First he mentioned that the perception that Republican National Committee was racist was a lie mainly because the  RNC Convention had a  "parade of minorities" with the likes of Utah's Mia Love, Flordia's Marco Rubio and especially Condoleeza Rice, whom he defended from people who made racial remarks about her for being a black conservative.

While people blasting Condi for being a black Republican is wrong, Limbaugh then turned around and said that the only reason African American Democrats voters voted for President Obama is because they wanted to continue to live on welfare with their free cell phones, plasma TVs and homes (his words not mine).

Unfortunately this "US versus Them/They are taking money and jobs from you" act has made millions for Rush but in turn has tragically influenced millions of suburban and rural voters.

So subconsciously, when some people see a minority on the street or a job interview, they only see the lazy, undeserving stereotype that talk show hosts like Rush spews everyday than the talented U.S. citizen who only want  a chance to  live the American dream like everyone else.

However this not just about Limbaugh and his conservative cronies.

Liberals and Democrats has to take some responsibility as well.

While its true voting for President Obama twice is another step forward in race relations, the sad fact is that Black unemployment rose in October to 14.3 percent from 13.4 percent in September, while the national average is 7.8 percent (Latino/Hispanic was unemployment was 10 percent). 

In particular, Black males are quickly being left behind during the digital age of the 21st century.

When you hear about the mass shootings in Chicago, bad schools and broken families, its mostly tied to economics.
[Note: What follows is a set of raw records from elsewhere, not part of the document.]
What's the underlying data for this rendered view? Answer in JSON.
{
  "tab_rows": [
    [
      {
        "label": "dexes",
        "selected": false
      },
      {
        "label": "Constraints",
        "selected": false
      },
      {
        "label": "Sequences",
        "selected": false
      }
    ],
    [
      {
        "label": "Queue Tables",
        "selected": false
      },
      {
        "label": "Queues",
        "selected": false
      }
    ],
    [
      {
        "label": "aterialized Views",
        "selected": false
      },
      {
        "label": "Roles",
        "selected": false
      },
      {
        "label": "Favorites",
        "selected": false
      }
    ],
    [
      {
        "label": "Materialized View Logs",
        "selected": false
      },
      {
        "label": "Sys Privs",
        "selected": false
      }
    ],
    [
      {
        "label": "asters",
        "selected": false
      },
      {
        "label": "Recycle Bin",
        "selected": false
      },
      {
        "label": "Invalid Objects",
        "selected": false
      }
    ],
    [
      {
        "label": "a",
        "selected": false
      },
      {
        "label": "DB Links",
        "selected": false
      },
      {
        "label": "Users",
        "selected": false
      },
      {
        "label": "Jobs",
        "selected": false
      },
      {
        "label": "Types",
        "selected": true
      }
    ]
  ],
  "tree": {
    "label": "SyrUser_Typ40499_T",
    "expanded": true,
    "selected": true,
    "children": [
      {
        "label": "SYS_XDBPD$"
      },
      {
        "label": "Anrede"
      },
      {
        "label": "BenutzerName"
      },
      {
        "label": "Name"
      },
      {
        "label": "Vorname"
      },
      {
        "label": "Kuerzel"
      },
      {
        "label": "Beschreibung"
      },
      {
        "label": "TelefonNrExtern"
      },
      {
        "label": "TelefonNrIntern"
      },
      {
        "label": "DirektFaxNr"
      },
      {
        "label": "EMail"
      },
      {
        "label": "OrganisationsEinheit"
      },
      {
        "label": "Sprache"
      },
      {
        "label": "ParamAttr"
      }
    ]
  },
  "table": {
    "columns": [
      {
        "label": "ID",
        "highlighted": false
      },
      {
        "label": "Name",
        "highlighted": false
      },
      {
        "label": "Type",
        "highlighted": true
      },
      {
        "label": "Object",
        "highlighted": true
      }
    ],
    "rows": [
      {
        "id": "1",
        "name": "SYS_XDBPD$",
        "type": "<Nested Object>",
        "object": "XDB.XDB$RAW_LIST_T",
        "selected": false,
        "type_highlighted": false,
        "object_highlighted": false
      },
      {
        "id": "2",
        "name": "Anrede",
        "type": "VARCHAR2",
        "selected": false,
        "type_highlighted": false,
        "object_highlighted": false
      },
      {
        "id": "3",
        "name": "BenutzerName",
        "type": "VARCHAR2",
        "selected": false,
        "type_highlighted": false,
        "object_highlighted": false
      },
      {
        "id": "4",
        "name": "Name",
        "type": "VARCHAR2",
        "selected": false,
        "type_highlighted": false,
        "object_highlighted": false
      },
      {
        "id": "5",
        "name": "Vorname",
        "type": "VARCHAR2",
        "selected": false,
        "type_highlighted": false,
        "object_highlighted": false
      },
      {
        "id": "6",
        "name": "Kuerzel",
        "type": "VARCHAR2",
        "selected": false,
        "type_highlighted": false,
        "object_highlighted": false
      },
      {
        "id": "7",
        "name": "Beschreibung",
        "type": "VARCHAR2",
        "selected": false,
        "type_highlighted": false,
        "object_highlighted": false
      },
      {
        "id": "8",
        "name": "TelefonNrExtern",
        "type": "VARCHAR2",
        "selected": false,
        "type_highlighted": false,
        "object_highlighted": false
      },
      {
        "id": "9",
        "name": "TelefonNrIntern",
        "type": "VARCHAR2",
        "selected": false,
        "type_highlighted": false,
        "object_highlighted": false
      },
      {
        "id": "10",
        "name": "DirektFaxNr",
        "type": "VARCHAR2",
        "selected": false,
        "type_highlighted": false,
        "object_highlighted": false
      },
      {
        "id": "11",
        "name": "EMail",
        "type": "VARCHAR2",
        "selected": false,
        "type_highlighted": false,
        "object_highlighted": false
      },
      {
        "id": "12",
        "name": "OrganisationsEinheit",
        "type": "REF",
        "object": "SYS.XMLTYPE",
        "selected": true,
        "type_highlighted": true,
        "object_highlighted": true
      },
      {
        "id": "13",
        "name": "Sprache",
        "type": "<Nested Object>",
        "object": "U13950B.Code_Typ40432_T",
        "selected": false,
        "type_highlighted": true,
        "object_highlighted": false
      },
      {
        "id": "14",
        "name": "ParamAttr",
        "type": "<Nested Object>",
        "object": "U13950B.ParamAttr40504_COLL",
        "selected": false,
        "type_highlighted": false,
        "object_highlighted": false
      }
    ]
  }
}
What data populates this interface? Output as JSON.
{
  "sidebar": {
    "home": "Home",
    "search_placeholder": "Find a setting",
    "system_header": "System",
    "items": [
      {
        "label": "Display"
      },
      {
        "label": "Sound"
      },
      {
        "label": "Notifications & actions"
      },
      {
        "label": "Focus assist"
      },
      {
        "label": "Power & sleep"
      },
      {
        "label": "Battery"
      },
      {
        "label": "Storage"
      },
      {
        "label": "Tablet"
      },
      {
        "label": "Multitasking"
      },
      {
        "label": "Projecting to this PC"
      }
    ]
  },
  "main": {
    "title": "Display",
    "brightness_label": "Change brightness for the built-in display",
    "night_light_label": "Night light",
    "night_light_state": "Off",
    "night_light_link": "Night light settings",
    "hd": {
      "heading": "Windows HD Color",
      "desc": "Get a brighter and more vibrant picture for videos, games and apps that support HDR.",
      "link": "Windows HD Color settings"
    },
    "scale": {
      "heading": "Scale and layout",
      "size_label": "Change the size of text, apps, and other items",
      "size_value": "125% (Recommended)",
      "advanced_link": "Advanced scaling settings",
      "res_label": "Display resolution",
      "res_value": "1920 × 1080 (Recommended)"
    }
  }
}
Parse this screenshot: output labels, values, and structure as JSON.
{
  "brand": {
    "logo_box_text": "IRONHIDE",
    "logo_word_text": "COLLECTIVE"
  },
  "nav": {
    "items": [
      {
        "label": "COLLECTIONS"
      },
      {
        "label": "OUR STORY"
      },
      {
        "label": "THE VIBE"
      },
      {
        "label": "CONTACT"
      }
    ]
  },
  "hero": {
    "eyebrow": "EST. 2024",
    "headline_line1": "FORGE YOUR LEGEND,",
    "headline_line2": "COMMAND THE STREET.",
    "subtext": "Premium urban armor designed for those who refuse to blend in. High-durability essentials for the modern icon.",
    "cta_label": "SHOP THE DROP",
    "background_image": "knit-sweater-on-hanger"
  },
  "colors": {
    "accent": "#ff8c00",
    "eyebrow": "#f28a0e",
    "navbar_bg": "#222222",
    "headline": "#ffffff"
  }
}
Where President Obama is a role model for minority children from afar, the true role model for most youth is the man they see everyday who is able to provide stability for his family.

However if that man cannot find a job or is skipped over for  positions based solely his race, this stability is broken, families are destroyed, education suffers and and daily tragedies like Chicago are born, (This is not to slight the role of  African American women, but you rarely hear about the positive impact of African American men in families and communities anymore).

Where gains were made during the post civil rights era, when African American men were able to obtain middle to upper middle class positions to buy homes and  send their kids to college,  the high unemployment rate for minorities in recent years dictates that many people of color, especially men are not getting the same opportunities as their white male counterparts, (While there are far too many men of color who are either in jail or prison, there are still too many talented  African American and Latino men who are being passed over for jobs without a felony record).

This does not mean give men of color a "handout" as the right likes say all the time?

No, just an equal opportunity to succeed like everyone else.

For our country to become strong in the again economically, the middle class for ALL Americans needs to be strengthened, but a major part of this strengthening includes having a workplace from executives on down, who reflects the diversity of the voters who passionately cheered for President Obama on his  re-election night win.

If this ever happens, divisive voices like Limbaugh's will finally be drowned out and we as a nation will finally realize that we are more the same than we are different.

Suggestion: Take a look around of your office. 

Do you see a swath of ethic diversity or just one person of color ?  
 Do you see ethnic diversity with the executives, managers,  the board or the  factory floor? 

Do you see men of color making decisions or only sweeping the floor?

Does your workplace looks like Barack Obama's crowd on election night or Mitt Romneys?

Take a look and let me know